As I continue working with women who are obese who have mobility limitations, new issues and barriers become evident on an almost daily basis. We discuss weight loss, along with food purchase education and making healthy choices based on reading food labels, which can be challenging for some. For example, we practice how to read food labels, and calculate the amounts of fat, sodium, and fiber, depending on their individual needs.
I realize that if I did not have four years of nutrition classes as an undergraduate, as well as another 2 years of dietetics, I, too, would be lost.
The confusion begins with serving size and determining how much is needed to reach a desired fiber intake. (Dietary fiber intake for persons with or without disabilities, according to the American Dietetics Association, should range from 25 to 35 grams per day, but there are instances where additional fiber may be needed.) A slice of bread can range from 36 to 43 grams, and the amount of fiber from 2 to 5 grams per slice/serving.

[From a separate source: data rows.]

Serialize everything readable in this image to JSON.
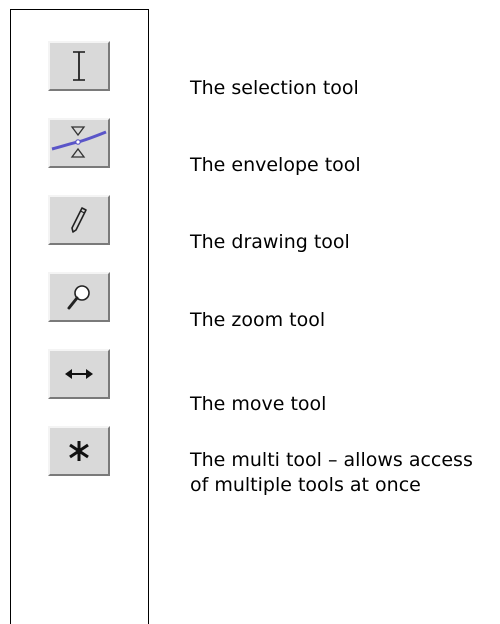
{
  "tools": [
    {
      "icon": "text-cursor-icon",
      "label": "The selection tool"
    },
    {
      "icon": "envelope-icon",
      "label": "The envelope tool"
    },
    {
      "icon": "pencil-icon",
      "label": "The drawing tool"
    },
    {
      "icon": "magnifier-icon",
      "label": "The zoom tool"
    },
    {
      "icon": "horizontal-arrows-icon",
      "label": "The move tool"
    },
    {
      "icon": "asterisk-icon",
      "label": "The multi tool – allows access of multiple tools at once"
    }
  ],
  "colors": {
    "button_face": "#d9d9d9",
    "envelope_accent": "#5a55c8"
  }
}
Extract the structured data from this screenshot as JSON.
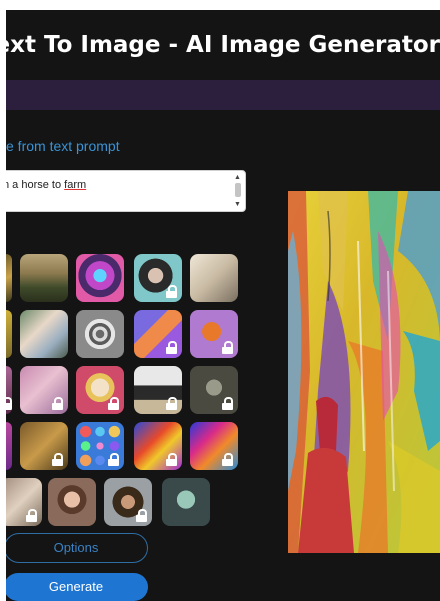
{
  "app": {
    "title": "Text To Image - AI Image Generator",
    "subtitle": "e from text prompt"
  },
  "prompt": {
    "value_prefix": "n a horse to ",
    "value_underlined": "farm"
  },
  "buttons": {
    "options_label": "Options",
    "generate_label": "Generate"
  },
  "style_tiles": [
    {
      "id": "r0c0",
      "locked": false
    },
    {
      "id": "r0c1",
      "locked": false
    },
    {
      "id": "r0c2",
      "locked": false
    },
    {
      "id": "r0c3",
      "locked": true
    },
    {
      "id": "r0c4",
      "locked": false
    },
    {
      "id": "r1c0",
      "locked": false
    },
    {
      "id": "r1c1",
      "locked": false
    },
    {
      "id": "r1c2",
      "locked": false
    },
    {
      "id": "r1c3",
      "locked": true
    },
    {
      "id": "r1c4",
      "locked": true
    },
    {
      "id": "r2c0",
      "locked": true
    },
    {
      "id": "r2c1",
      "locked": true
    },
    {
      "id": "r2c2",
      "locked": true
    },
    {
      "id": "r2c3",
      "locked": true
    },
    {
      "id": "r2c4",
      "locked": true
    },
    {
      "id": "r3c0",
      "locked": true
    },
    {
      "id": "r3c1",
      "locked": true
    },
    {
      "id": "r3c2",
      "locked": true
    },
    {
      "id": "r3c3",
      "locked": true
    },
    {
      "id": "r3c4",
      "locked": true
    },
    {
      "id": "r4c0",
      "locked": true
    },
    {
      "id": "r4c1",
      "locked": false
    },
    {
      "id": "r4c2",
      "locked": true
    },
    {
      "id": "r4c3",
      "locked": false
    }
  ],
  "colors": {
    "background": "#141414",
    "accent": "#1f76d2",
    "link": "#3a93d6",
    "band": "#2b1f3d"
  }
}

This can become difficult to calculate, but one may actually need to ingest more servings of bread for some brands than others to ingest equivalent amounts of fiber. Therefore, one can eat less, but still meet his or her suggested fiber intake for good health.
Ultimately, for weight loss to occur, one should consume less than he or she expends. A simple math equation can help:
Caloric Expenditure - Caloric Intake = should equal a positive number
Suggested high-fiber breads and cereals:
Thomas Light MultiGrain English Muffin: 8 grams of fiber per 57 grams of food (whole muffin)
Natural Ovens 100% Whole Grain Bread: 4 grams of fiber per 36 grams of food (1 slice)
Jewel Bran Flakes: 5 grams of fiber per 3/4 cup of cereal
Grape Nuts: 6 grams of fiber per 1/2 cup of cereal
All-Bran: 10 grams of fiber per 1/2 cup of cereal
Please send your comments and feedback to Valerie Lawson at email@example.com.